* WHAT THE EXERCISE ASKS *
Write out every entry exactly; the pictures do not belong in the copy.

* MATERIAL FOR THIS EXERCISE *
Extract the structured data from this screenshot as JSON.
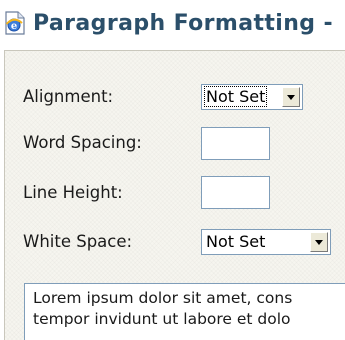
{
  "window": {
    "title": "Paragraph Formatting -",
    "icon": "ie-page-icon"
  },
  "form": {
    "alignment": {
      "label": "Alignment:",
      "value": "Not Set"
    },
    "word_spacing": {
      "label": "Word Spacing:",
      "value": ""
    },
    "line_height": {
      "label": "Line Height:",
      "value": ""
    },
    "white_space": {
      "label": "White Space:",
      "value": "Not Set"
    }
  },
  "preview": {
    "line1": "Lorem ipsum dolor sit amet, cons",
    "line2": "tempor invidunt ut labore et dolo"
  },
  "colors": {
    "title_text": "#2b4f6a",
    "panel_bg": "#f6f5ef",
    "control_border": "#7f9db9",
    "button_face": "#ece9d8"
  }
}
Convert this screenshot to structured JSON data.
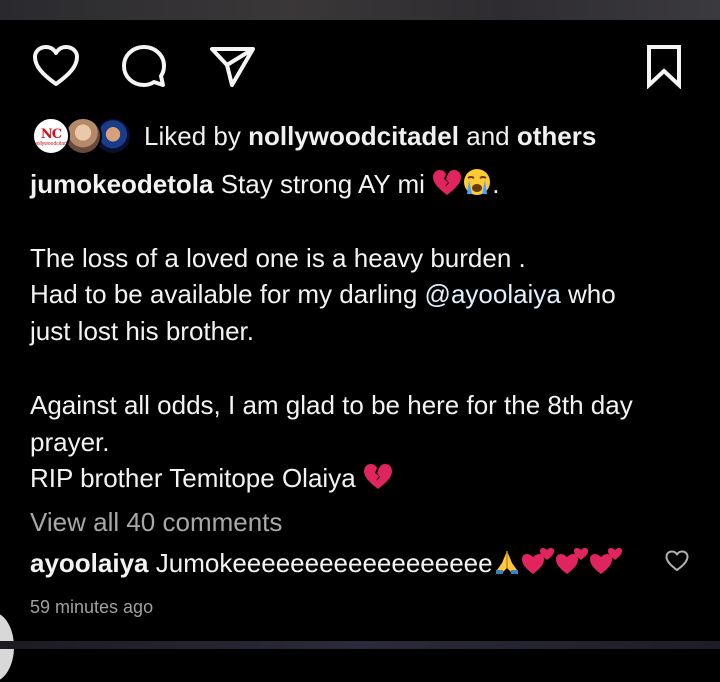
{
  "actions": {
    "like_icon": "heart-outline-icon",
    "comment_icon": "comment-bubble-icon",
    "share_icon": "paper-plane-icon",
    "save_icon": "bookmark-icon"
  },
  "likes": {
    "prefix": "Liked by",
    "user": "nollywoodcitadel",
    "conjunction": "and",
    "others": "others",
    "avatar_logo_text": "NC",
    "avatar_logo_sub": "nollywoodcitadel"
  },
  "post": {
    "username": "jumokeodetola",
    "line1": " Stay strong AY mi ",
    "line1_end": ".",
    "para2_line1": "The loss of a loved one is a heavy burden .",
    "para2_line2_prefix": "Had to be available for my darling ",
    "mention": "@ayoolaiya",
    "para2_line2_suffix": " who",
    "para2_line3": "just lost his brother.",
    "para3_line1": "Against all odds, I am glad to be here for the 8th day",
    "para3_line2": "prayer.",
    "para3_line3": "RIP brother Temitope Olaiya "
  },
  "view_all_comments": "View all 40 comments",
  "comment": {
    "username": "ayoolaiya",
    "text": " Jumokeeeeeeeeeeeeeeeeee"
  },
  "timestamp": "59 minutes ago",
  "colors": {
    "background": "#000000",
    "text": "#f3f3f3",
    "muted": "#a8a8a8",
    "broken_heart": "#e0245e"
  }
}
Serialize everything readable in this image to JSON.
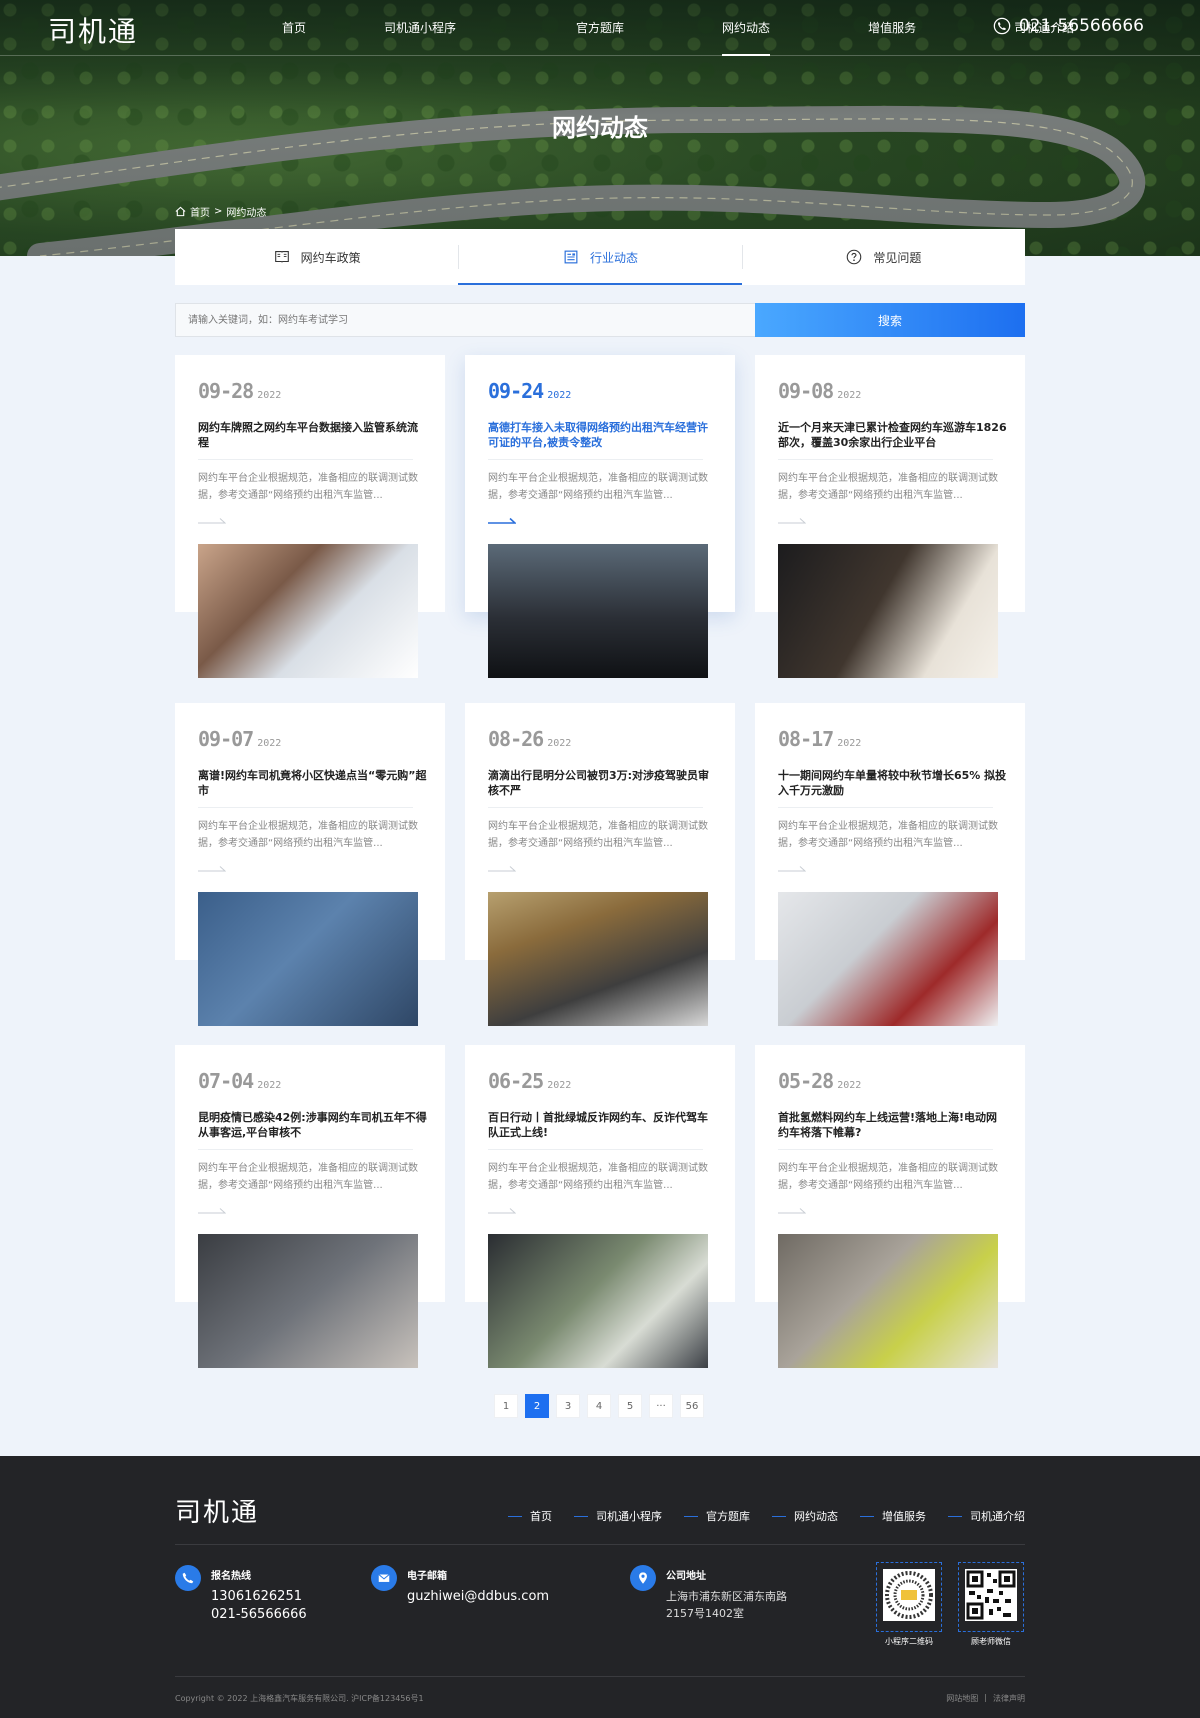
{
  "brand": {
    "logo": "司机通"
  },
  "nav": [
    "首页",
    "司机通小程序",
    "官方题库",
    "网约动态",
    "增值服务",
    "司机通介绍"
  ],
  "nav_active_index": 3,
  "phone": "021-56566666",
  "hero": {
    "title": "网约动态"
  },
  "breadcrumb": {
    "home": "首页",
    "sep": ">",
    "current": "网约动态"
  },
  "tabs": [
    {
      "label": "网约车政策",
      "icon": "policy-book-icon"
    },
    {
      "label": "行业动态",
      "icon": "news-list-icon"
    },
    {
      "label": "常见问题",
      "icon": "question-circle-icon"
    }
  ],
  "tabs_active_index": 1,
  "search": {
    "placeholder": "请输入关键词，如：网约车考试学习",
    "button": "搜索"
  },
  "articles": [
    {
      "date": "09-28",
      "year": "2022",
      "title": "网约车牌照之网约车平台数据接入监管系统流程",
      "desc": "网约车平台企业根据规范，准备相应的联调测试数据，参考交通部“网络预约出租汽车监管...",
      "image": "phone-payment-photo"
    },
    {
      "date": "09-24",
      "year": "2022",
      "title": "高德打车接入未取得网络预约出租汽车经营许可证的平台,被责令整改",
      "desc": "网约车平台企业根据规范，准备相应的联调测试数据，参考交通部“网络预约出租汽车监管...",
      "image": "dashboard-phone-photo"
    },
    {
      "date": "09-08",
      "year": "2022",
      "title": "近一个月来天津已累计检查网约车巡游车1826部次，覆盖30余家出行企业平台",
      "desc": "网约车平台企业根据规范，准备相应的联调测试数据，参考交通部“网络预约出租汽车监管...",
      "image": "car-door-photo"
    },
    {
      "date": "09-07",
      "year": "2022",
      "title": "离谱!网约车司机竟将小区快递点当“零元购”超市",
      "desc": "网约车平台企业根据规范，准备相应的联调测试数据，参考交通部“网络预约出租汽车监管...",
      "image": "denim-phone-photo"
    },
    {
      "date": "08-26",
      "year": "2022",
      "title": "滴滴出行昆明分公司被罚3万:对涉疫驾驶员审核不严",
      "desc": "网约车平台企业根据规范，准备相应的联调测试数据，参考交通部“网络预约出租汽车监管...",
      "image": "roadside-car-photo"
    },
    {
      "date": "08-17",
      "year": "2022",
      "title": "十一期间网约车单量将较中秋节增长65% 拟投入千万元激励",
      "desc": "网约车平台企业根据规范，准备相应的联调测试数据，参考交通部“网络预约出租汽车监管...",
      "image": "happy-couple-car-photo"
    },
    {
      "date": "07-04",
      "year": "2022",
      "title": "昆明疫情已感染42例:涉事网约车司机五年不得从事客运,平台审核不",
      "desc": "网约车平台企业根据规范，准备相应的联调测试数据，参考交通部“网络预约出租汽车监管...",
      "image": "seatbelt-photo"
    },
    {
      "date": "06-25",
      "year": "2022",
      "title": "百日行动丨首批绿城反诈网约车、反诈代驾车队正式上线!",
      "desc": "网约车平台企业根据规范，准备相应的联调测试数据，参考交通部“网络预约出租汽车监管...",
      "image": "navigation-screen-photo"
    },
    {
      "date": "05-28",
      "year": "2022",
      "title": "首批氢燃料网约车上线运营!落地上海!电动网约车将落下帷幕?",
      "desc": "网约车平台企业根据规范，准备相应的联调测试数据，参考交通部“网络预约出租汽车监管...",
      "image": "taxi-street-photo"
    }
  ],
  "active_article_index": 1,
  "pagination": [
    "1",
    "2",
    "3",
    "4",
    "5",
    "···",
    "56"
  ],
  "pagination_active": "2",
  "footer": {
    "logo": "司机通",
    "nav": [
      "首页",
      "司机通小程序",
      "官方题库",
      "网约动态",
      "增值服务",
      "司机通介绍"
    ],
    "hotline": {
      "label": "报名热线",
      "values": [
        "13061626251",
        "021-56566666"
      ]
    },
    "email": {
      "label": "电子邮箱",
      "value": "guzhiwei@ddbus.com"
    },
    "address": {
      "label": "公司地址",
      "lines": [
        "上海市浦东新区浦东南路",
        "2157号1402室"
      ]
    },
    "qr": [
      {
        "caption": "小程序二维码"
      },
      {
        "caption": "顾老师微信"
      }
    ],
    "copyright": "Copyright © 2022 上海格鑫汽车服务有限公司. 沪ICP备123456号1",
    "links": [
      "网站地图",
      "|",
      "法律声明"
    ]
  },
  "colors": {
    "accent": "#1d6ff0",
    "footer_bg": "#232427",
    "page_bg": "#eef3fa"
  }
}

* RESULT OF THE EXERCISE *
Extract the structured data from this screenshot as JSON.
{
  "window": {
    "title": "Paragraph Formatting -",
    "icon": "ie-page-icon"
  },
  "form": {
    "alignment": {
      "label": "Alignment:",
      "value": "Not Set"
    },
    "word_spacing": {
      "label": "Word Spacing:",
      "value": ""
    },
    "line_height": {
      "label": "Line Height:",
      "value": ""
    },
    "white_space": {
      "label": "White Space:",
      "value": "Not Set"
    }
  },
  "preview": {
    "line1": "Lorem ipsum dolor sit amet, cons",
    "line2": "tempor invidunt ut labore et dolo"
  },
  "colors": {
    "title_text": "#2b4f6a",
    "panel_bg": "#f6f5ef",
    "control_border": "#7f9db9",
    "button_face": "#ece9d8"
  }
}
Convert this screenshot to structured JSON data.
{
  "actions": {
    "like_icon": "heart-outline-icon",
    "comment_icon": "comment-bubble-icon",
    "share_icon": "paper-plane-icon",
    "save_icon": "bookmark-icon"
  },
  "likes": {
    "prefix": "Liked by",
    "user": "nollywoodcitadel",
    "conjunction": "and",
    "others": "others",
    "avatar_logo_text": "NC",
    "avatar_logo_sub": "nollywoodcitadel"
  },
  "post": {
    "username": "jumokeodetola",
    "line1": " Stay strong AY mi ",
    "line1_end": ".",
    "para2_line1": "The loss of a loved one is a heavy burden .",
    "para2_line2_prefix": "Had to be available for my darling ",
    "mention": "@ayoolaiya",
    "para2_line2_suffix": " who",
    "para2_line3": "just lost his brother.",
    "para3_line1": "Against all odds, I am glad to be here for the 8th day",
    "para3_line2": "prayer.",
    "para3_line3": "RIP brother Temitope Olaiya "
  },
  "view_all_comments": "View all 40 comments",
  "comment": {
    "username": "ayoolaiya",
    "text": " Jumokeeeeeeeeeeeeeeeeee"
  },
  "timestamp": "59 minutes ago",
  "colors": {
    "background": "#000000",
    "text": "#f3f3f3",
    "muted": "#a8a8a8",
    "broken_heart": "#e0245e"
  }
}
Serialize everything readable in this image to JSON.
{
  "brand": {
    "logo": "司机通"
  },
  "nav": [
    "首页",
    "司机通小程序",
    "官方题库",
    "网约动态",
    "增值服务",
    "司机通介绍"
  ],
  "nav_active_index": 3,
  "phone": "021-56566666",
  "hero": {
    "title": "网约动态"
  },
  "breadcrumb": {
    "home": "首页",
    "sep": ">",
    "current": "网约动态"
  },
  "tabs": [
    {
      "label": "网约车政策",
      "icon": "policy-book-icon"
    },
    {
      "label": "行业动态",
      "icon": "news-list-icon"
    },
    {
      "label": "常见问题",
      "icon": "question-circle-icon"
    }
  ],
  "tabs_active_index": 1,
  "search": {
    "placeholder": "请输入关键词，如：网约车考试学习",
    "button": "搜索"
  },
  "articles": [
    {
      "date": "09-28",
      "year": "2022",
      "title": "网约车牌照之网约车平台数据接入监管系统流程",
      "desc": "网约车平台企业根据规范，准备相应的联调测试数据，参考交通部“网络预约出租汽车监管...",
      "image": "phone-payment-photo"
    },
    {
      "date": "09-24",
      "year": "2022",
      "title": "高德打车接入未取得网络预约出租汽车经营许可证的平台,被责令整改",
      "desc": "网约车平台企业根据规范，准备相应的联调测试数据，参考交通部“网络预约出租汽车监管...",
      "image": "dashboard-phone-photo"
    },
    {
      "date": "09-08",
      "year": "2022",
      "title": "近一个月来天津已累计检查网约车巡游车1826部次，覆盖30余家出行企业平台",
      "desc": "网约车平台企业根据规范，准备相应的联调测试数据，参考交通部“网络预约出租汽车监管...",
      "image": "car-door-photo"
    },
    {
      "date": "09-07",
      "year": "2022",
      "title": "离谱!网约车司机竟将小区快递点当“零元购”超市",
      "desc": "网约车平台企业根据规范，准备相应的联调测试数据，参考交通部“网络预约出租汽车监管...",
      "image": "denim-phone-photo"
    },
    {
      "date": "08-26",
      "year": "2022",
      "title": "滴滴出行昆明分公司被罚3万:对涉疫驾驶员审核不严",
      "desc": "网约车平台企业根据规范，准备相应的联调测试数据，参考交通部“网络预约出租汽车监管...",
      "image": "roadside-car-photo"
    },
    {
      "date": "08-17",
      "year": "2022",
      "title": "十一期间网约车单量将较中秋节增长65% 拟投入千万元激励",
      "desc": "网约车平台企业根据规范，准备相应的联调测试数据，参考交通部“网络预约出租汽车监管...",
      "image": "happy-couple-car-photo"
    },
    {
      "date": "07-04",
      "year": "2022",
      "title": "昆明疫情已感染42例:涉事网约车司机五年不得从事客运,平台审核不",
      "desc": "网约车平台企业根据规范，准备相应的联调测试数据，参考交通部“网络预约出租汽车监管...",
      "image": "seatbelt-photo"
    },
    {
      "date": "06-25",
      "year": "2022",
      "title": "百日行动丨首批绿城反诈网约车、反诈代驾车队正式上线!",
      "desc": "网约车平台企业根据规范，准备相应的联调测试数据，参考交通部“网络预约出租汽车监管...",
      "image": "navigation-screen-photo"
    },
    {
      "date": "05-28",
      "year": "2022",
      "title": "首批氢燃料网约车上线运营!落地上海!电动网约车将落下帷幕?",
      "desc": "网约车平台企业根据规范，准备相应的联调测试数据，参考交通部“网络预约出租汽车监管...",
      "image": "taxi-street-photo"
    }
  ],
  "active_article_index": 1,
  "pagination": [
    "1",
    "2",
    "3",
    "4",
    "5",
    "···",
    "56"
  ],
  "pagination_active": "2",
  "footer": {
    "logo": "司机通",
    "nav": [
      "首页",
      "司机通小程序",
      "官方题库",
      "网约动态",
      "增值服务",
      "司机通介绍"
    ],
    "hotline": {
      "label": "报名热线",
      "values": [
        "13061626251",
        "021-56566666"
      ]
    },
    "email": {
      "label": "电子邮箱",
      "value": "guzhiwei@ddbus.com"
    },
    "address": {
      "label": "公司地址",
      "lines": [
        "上海市浦东新区浦东南路",
        "2157号1402室"
      ]
    },
    "qr": [
      {
        "caption": "小程序二维码"
      },
      {
        "caption": "顾老师微信"
      }
    ],
    "copyright": "Copyright © 2022 上海格鑫汽车服务有限公司. 沪ICP备123456号1",
    "links": [
      "网站地图",
      "|",
      "法律声明"
    ]
  },
  "colors": {
    "accent": "#1d6ff0",
    "footer_bg": "#232427",
    "page_bg": "#eef3fa"
  }
}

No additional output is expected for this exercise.